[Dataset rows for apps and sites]
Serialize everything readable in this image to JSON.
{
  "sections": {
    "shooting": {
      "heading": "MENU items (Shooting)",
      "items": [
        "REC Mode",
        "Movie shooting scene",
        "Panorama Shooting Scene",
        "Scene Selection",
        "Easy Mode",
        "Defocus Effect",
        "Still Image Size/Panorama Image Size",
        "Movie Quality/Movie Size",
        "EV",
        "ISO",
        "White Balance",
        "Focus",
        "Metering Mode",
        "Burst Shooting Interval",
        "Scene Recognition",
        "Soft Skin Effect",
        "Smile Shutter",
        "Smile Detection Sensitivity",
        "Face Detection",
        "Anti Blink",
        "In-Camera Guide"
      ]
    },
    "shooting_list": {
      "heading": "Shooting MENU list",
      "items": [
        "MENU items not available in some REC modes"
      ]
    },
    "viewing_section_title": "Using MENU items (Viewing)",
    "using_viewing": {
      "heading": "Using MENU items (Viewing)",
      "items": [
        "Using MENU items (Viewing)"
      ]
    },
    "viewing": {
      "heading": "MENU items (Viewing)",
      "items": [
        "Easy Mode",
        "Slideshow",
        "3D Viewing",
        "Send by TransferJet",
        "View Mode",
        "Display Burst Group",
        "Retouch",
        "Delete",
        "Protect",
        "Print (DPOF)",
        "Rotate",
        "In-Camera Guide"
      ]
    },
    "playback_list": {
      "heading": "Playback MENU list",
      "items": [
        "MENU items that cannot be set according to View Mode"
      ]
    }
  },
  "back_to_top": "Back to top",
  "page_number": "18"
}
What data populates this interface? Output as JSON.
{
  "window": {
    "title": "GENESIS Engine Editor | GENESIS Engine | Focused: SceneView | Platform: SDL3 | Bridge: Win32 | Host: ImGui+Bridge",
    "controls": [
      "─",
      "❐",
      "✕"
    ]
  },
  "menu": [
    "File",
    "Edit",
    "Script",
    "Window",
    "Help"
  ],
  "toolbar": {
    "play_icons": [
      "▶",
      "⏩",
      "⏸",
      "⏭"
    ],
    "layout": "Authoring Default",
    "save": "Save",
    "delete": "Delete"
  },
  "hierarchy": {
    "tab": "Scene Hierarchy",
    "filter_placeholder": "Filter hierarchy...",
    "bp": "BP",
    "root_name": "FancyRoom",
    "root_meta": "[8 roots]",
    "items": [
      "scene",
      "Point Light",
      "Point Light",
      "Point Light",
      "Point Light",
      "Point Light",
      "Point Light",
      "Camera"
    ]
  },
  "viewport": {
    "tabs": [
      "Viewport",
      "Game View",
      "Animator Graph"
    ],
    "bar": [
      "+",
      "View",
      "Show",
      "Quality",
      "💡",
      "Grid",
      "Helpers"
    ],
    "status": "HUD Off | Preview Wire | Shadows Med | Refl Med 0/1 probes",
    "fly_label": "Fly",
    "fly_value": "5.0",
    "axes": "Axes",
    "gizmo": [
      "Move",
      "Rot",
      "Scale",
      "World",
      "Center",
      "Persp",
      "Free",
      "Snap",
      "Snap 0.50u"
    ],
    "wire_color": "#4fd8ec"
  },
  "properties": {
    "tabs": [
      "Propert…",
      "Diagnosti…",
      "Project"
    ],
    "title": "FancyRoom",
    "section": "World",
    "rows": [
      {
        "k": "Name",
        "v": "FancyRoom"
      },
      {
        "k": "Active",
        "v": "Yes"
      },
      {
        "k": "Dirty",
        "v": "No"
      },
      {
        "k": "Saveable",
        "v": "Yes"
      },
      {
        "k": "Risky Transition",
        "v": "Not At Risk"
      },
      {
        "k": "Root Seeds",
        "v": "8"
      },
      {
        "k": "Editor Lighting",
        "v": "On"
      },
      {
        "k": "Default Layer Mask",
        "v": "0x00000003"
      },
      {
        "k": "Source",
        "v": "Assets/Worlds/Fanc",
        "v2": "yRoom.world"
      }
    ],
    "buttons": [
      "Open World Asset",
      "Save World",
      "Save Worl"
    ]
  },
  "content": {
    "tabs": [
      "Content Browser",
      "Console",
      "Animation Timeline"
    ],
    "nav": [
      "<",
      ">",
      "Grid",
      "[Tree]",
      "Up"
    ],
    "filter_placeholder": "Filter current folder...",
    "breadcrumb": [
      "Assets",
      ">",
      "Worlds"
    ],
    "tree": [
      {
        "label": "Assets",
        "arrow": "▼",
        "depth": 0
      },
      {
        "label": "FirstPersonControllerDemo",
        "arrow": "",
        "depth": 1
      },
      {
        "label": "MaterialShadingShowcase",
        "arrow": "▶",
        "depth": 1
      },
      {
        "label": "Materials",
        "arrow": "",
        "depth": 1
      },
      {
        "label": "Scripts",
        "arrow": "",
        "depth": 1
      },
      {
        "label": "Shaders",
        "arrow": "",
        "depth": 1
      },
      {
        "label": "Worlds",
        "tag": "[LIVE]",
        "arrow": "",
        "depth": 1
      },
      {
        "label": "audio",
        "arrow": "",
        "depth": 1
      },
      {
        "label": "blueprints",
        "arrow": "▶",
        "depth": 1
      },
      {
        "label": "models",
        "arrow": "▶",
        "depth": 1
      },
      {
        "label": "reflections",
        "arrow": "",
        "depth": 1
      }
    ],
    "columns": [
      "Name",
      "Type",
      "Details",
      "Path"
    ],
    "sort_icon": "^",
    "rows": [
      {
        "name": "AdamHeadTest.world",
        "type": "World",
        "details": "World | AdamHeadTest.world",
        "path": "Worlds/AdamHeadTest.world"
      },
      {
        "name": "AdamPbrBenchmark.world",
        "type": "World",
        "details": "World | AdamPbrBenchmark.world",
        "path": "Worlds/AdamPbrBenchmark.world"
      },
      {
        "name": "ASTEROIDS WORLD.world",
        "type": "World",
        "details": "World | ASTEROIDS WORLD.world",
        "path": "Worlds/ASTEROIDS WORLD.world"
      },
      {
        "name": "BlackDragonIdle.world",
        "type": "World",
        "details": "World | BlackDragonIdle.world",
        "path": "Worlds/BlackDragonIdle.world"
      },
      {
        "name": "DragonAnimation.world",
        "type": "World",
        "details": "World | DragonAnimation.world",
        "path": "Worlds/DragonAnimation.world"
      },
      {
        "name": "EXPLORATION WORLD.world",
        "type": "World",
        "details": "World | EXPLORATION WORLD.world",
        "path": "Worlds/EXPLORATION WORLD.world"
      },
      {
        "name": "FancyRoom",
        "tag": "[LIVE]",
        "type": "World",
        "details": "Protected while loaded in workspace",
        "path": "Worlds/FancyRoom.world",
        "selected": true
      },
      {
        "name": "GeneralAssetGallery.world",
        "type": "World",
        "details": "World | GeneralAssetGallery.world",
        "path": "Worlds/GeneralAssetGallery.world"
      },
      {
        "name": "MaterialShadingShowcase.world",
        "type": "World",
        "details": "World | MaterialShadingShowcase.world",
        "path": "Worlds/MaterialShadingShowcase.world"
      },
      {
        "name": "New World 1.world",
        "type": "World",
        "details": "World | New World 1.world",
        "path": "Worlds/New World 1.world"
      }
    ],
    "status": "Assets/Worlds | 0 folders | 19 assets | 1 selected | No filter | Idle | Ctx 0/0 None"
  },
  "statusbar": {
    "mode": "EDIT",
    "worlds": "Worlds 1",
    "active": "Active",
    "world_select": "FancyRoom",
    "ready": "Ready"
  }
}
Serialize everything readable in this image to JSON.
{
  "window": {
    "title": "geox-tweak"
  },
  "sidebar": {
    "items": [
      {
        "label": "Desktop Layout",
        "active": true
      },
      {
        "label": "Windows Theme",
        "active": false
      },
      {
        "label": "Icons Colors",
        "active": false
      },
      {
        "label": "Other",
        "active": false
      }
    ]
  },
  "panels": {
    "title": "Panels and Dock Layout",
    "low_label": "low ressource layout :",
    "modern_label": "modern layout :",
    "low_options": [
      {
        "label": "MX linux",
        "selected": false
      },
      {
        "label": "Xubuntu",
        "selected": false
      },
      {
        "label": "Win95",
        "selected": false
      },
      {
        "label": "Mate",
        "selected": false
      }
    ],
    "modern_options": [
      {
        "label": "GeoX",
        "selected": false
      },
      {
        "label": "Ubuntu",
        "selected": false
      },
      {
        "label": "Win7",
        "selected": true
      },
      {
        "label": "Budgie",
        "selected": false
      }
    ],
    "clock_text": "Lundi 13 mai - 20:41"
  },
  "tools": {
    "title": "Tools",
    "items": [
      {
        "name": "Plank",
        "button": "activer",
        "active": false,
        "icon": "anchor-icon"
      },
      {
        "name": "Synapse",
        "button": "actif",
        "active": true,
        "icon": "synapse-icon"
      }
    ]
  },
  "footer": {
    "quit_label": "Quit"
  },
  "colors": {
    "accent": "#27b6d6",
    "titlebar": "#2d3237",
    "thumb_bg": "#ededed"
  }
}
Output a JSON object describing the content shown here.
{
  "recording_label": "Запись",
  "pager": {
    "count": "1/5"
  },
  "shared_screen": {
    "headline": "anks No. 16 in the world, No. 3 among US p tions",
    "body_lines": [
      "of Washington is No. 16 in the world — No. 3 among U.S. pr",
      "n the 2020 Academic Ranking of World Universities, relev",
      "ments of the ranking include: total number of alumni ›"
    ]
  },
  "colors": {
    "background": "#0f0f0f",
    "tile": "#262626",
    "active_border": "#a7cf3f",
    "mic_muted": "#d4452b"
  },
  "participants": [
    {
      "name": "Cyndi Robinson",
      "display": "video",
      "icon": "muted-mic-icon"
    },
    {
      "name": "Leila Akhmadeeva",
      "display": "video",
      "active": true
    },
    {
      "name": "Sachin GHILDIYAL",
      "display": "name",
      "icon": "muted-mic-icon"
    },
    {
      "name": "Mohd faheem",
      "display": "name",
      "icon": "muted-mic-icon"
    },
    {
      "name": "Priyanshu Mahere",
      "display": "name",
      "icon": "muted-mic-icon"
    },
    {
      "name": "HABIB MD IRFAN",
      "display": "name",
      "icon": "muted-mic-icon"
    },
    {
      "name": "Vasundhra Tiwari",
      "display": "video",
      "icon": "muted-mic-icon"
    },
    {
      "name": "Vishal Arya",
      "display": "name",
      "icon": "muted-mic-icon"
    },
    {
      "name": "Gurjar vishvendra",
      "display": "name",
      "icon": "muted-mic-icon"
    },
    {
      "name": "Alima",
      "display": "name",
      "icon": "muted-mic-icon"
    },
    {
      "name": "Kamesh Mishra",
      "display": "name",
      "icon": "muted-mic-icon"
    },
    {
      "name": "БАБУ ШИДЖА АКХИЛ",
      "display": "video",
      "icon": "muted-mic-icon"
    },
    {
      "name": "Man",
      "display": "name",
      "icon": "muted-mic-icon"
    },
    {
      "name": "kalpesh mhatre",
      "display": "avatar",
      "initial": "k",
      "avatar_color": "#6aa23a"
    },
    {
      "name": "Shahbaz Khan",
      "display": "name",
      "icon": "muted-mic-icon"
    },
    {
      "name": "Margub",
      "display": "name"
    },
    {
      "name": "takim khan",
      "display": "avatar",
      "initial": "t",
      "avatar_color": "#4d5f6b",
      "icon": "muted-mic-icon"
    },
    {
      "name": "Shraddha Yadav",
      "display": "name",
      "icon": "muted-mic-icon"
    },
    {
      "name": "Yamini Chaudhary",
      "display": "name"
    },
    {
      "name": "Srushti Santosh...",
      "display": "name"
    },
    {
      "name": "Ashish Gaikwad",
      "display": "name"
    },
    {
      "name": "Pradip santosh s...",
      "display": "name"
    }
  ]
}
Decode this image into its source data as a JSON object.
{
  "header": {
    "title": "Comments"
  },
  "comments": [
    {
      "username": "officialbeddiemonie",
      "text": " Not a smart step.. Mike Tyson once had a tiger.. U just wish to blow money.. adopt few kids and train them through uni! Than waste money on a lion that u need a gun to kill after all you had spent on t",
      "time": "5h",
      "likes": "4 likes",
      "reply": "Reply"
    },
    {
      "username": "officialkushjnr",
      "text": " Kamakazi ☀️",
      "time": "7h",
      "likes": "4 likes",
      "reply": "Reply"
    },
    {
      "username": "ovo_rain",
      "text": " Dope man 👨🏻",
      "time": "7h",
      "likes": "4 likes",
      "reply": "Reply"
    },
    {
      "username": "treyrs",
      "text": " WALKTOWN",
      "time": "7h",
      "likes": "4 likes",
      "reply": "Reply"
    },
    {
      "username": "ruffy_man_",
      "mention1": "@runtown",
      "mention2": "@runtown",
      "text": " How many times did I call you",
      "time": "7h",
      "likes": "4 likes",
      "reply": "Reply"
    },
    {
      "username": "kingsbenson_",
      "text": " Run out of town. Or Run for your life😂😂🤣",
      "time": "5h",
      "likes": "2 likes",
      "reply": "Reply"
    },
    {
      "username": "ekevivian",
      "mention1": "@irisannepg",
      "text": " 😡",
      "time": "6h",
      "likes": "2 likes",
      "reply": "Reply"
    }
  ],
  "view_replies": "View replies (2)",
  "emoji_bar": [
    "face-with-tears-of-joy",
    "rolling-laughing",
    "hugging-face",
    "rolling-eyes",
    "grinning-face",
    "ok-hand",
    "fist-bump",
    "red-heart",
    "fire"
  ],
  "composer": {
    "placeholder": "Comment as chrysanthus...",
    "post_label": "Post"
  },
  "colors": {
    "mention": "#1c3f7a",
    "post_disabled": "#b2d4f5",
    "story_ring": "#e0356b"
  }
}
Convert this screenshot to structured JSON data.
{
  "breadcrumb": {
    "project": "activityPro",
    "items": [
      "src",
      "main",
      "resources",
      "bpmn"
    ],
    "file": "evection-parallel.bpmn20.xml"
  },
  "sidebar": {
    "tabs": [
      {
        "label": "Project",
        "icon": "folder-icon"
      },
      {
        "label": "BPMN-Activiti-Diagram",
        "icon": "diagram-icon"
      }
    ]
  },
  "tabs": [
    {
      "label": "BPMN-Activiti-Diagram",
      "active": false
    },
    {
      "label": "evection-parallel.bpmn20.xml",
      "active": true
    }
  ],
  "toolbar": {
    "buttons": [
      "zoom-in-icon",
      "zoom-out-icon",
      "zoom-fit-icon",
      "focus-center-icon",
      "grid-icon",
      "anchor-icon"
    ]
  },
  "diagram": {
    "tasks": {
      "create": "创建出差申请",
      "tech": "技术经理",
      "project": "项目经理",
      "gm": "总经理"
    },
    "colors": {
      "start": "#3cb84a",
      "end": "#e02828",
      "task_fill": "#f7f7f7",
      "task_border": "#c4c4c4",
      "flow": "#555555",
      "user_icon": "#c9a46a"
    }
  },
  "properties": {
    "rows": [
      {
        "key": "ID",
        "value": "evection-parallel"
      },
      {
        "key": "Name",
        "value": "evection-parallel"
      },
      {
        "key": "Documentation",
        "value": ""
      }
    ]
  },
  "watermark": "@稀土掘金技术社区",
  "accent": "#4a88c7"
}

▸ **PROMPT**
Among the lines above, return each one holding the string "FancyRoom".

▸ **PROBLEM SOLUTION**
    "root_name": "FancyRoom",
    "title": "FancyRoom",
        "v": "FancyRoom"
        "name": "FancyRoom",
        "path": "Worlds/FancyRoom.world",
    "world_select": "FancyRoom",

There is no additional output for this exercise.